Provided entries START

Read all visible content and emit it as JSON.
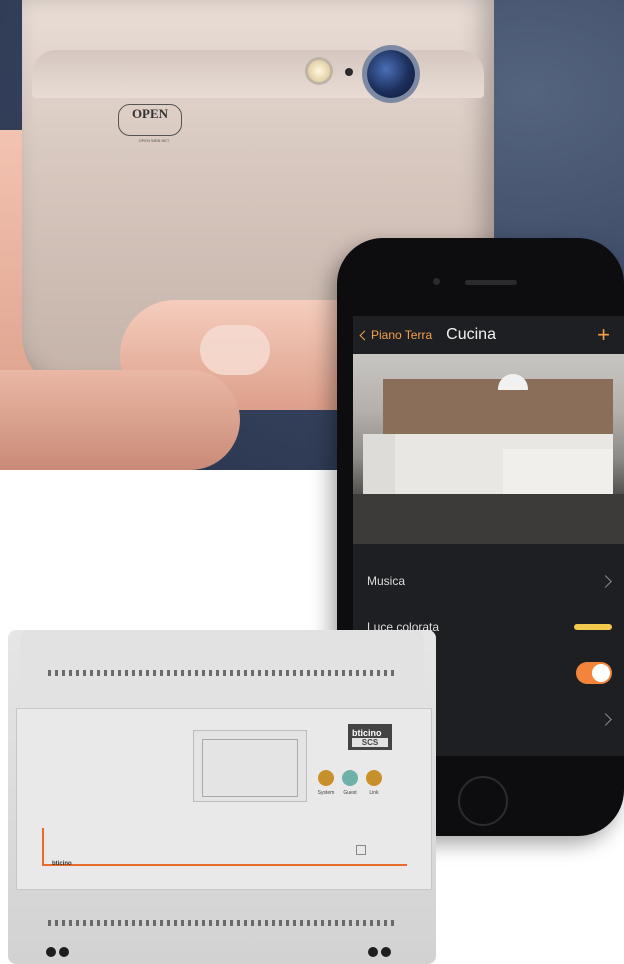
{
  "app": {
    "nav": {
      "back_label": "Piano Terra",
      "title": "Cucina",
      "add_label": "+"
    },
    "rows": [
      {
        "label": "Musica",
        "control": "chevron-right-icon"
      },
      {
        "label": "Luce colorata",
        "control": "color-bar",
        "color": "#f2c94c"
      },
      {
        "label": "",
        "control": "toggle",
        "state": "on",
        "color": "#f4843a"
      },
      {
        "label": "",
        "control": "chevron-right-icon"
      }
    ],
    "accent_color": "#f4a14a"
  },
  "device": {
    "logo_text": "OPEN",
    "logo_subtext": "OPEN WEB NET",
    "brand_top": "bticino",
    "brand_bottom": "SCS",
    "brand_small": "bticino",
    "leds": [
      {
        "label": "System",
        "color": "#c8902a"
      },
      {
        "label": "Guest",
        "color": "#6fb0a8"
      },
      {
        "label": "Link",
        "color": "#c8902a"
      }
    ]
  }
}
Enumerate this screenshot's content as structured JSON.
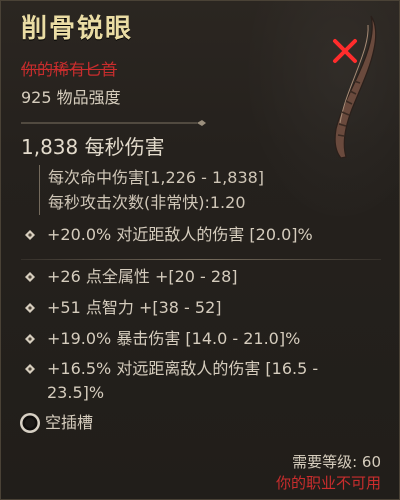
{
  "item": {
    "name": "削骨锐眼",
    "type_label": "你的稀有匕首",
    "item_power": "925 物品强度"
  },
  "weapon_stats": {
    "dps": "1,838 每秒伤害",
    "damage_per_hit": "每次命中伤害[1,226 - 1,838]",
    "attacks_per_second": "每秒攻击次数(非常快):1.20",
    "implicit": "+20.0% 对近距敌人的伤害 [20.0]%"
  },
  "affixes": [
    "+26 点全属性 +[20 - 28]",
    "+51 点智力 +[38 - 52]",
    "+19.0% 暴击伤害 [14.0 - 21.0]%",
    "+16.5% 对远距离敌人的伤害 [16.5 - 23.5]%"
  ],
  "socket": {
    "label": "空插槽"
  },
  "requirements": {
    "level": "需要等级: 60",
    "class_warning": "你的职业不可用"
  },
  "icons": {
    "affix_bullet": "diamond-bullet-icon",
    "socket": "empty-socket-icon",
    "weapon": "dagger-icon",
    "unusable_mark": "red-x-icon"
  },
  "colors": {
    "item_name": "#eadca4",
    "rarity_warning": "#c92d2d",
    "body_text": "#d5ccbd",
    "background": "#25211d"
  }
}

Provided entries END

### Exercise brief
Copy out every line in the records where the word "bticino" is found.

### Worked solution
    "brand_top": "bticino",
    "brand_small": "bticino",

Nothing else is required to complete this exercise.